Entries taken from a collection

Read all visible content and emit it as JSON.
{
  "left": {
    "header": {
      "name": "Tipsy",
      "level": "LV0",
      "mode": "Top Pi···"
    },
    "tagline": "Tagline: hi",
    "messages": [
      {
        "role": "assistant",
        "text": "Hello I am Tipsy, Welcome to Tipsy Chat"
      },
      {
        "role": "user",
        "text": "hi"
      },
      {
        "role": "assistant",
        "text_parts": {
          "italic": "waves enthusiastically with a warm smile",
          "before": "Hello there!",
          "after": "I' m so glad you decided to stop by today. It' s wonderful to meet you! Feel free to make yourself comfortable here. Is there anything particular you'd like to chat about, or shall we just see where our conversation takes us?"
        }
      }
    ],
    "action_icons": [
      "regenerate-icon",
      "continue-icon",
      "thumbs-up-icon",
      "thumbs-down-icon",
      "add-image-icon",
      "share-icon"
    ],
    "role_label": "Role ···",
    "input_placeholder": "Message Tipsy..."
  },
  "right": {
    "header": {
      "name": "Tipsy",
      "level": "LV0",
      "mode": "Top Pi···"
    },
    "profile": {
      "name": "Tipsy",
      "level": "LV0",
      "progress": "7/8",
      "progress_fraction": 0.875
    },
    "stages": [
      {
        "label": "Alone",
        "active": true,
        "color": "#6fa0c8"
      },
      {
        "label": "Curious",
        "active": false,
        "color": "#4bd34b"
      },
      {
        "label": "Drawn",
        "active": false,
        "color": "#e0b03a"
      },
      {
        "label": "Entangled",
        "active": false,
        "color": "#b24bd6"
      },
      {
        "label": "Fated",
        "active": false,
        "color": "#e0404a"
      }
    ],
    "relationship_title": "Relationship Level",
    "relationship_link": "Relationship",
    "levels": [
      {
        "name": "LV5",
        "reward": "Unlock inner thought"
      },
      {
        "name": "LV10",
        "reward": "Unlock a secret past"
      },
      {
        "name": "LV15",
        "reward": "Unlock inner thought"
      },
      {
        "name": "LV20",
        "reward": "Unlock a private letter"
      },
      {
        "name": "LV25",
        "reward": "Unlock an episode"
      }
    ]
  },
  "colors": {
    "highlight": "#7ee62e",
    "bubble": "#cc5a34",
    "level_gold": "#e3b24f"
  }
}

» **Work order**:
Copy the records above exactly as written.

» **Answer below**:
Read all visible content and emit it as JSON.
{
  "left": {
    "header": {
      "name": "Tipsy",
      "level": "LV0",
      "mode": "Top Pi···"
    },
    "tagline": "Tagline: hi",
    "messages": [
      {
        "role": "assistant",
        "text": "Hello I am Tipsy, Welcome to Tipsy Chat"
      },
      {
        "role": "user",
        "text": "hi"
      },
      {
        "role": "assistant",
        "text_parts": {
          "italic": "waves enthusiastically with a warm smile",
          "before": "Hello there!",
          "after": "I' m so glad you decided to stop by today. It' s wonderful to meet you! Feel free to make yourself comfortable here. Is there anything particular you'd like to chat about, or shall we just see where our conversation takes us?"
        }
      }
    ],
    "action_icons": [
      "regenerate-icon",
      "continue-icon",
      "thumbs-up-icon",
      "thumbs-down-icon",
      "add-image-icon",
      "share-icon"
    ],
    "role_label": "Role ···",
    "input_placeholder": "Message Tipsy..."
  },
  "right": {
    "header": {
      "name": "Tipsy",
      "level": "LV0",
      "mode": "Top Pi···"
    },
    "profile": {
      "name": "Tipsy",
      "level": "LV0",
      "progress": "7/8",
      "progress_fraction": 0.875
    },
    "stages": [
      {
        "label": "Alone",
        "active": true,
        "color": "#6fa0c8"
      },
      {
        "label": "Curious",
        "active": false,
        "color": "#4bd34b"
      },
      {
        "label": "Drawn",
        "active": false,
        "color": "#e0b03a"
      },
      {
        "label": "Entangled",
        "active": false,
        "color": "#b24bd6"
      },
      {
        "label": "Fated",
        "active": false,
        "color": "#e0404a"
      }
    ],
    "relationship_title": "Relationship Level",
    "relationship_link": "Relationship",
    "levels": [
      {
        "name": "LV5",
        "reward": "Unlock inner thought"
      },
      {
        "name": "LV10",
        "reward": "Unlock a secret past"
      },
      {
        "name": "LV15",
        "reward": "Unlock inner thought"
      },
      {
        "name": "LV20",
        "reward": "Unlock a private letter"
      },
      {
        "name": "LV25",
        "reward": "Unlock an episode"
      }
    ]
  },
  "colors": {
    "highlight": "#7ee62e",
    "bubble": "#cc5a34",
    "level_gold": "#e3b24f"
  }
}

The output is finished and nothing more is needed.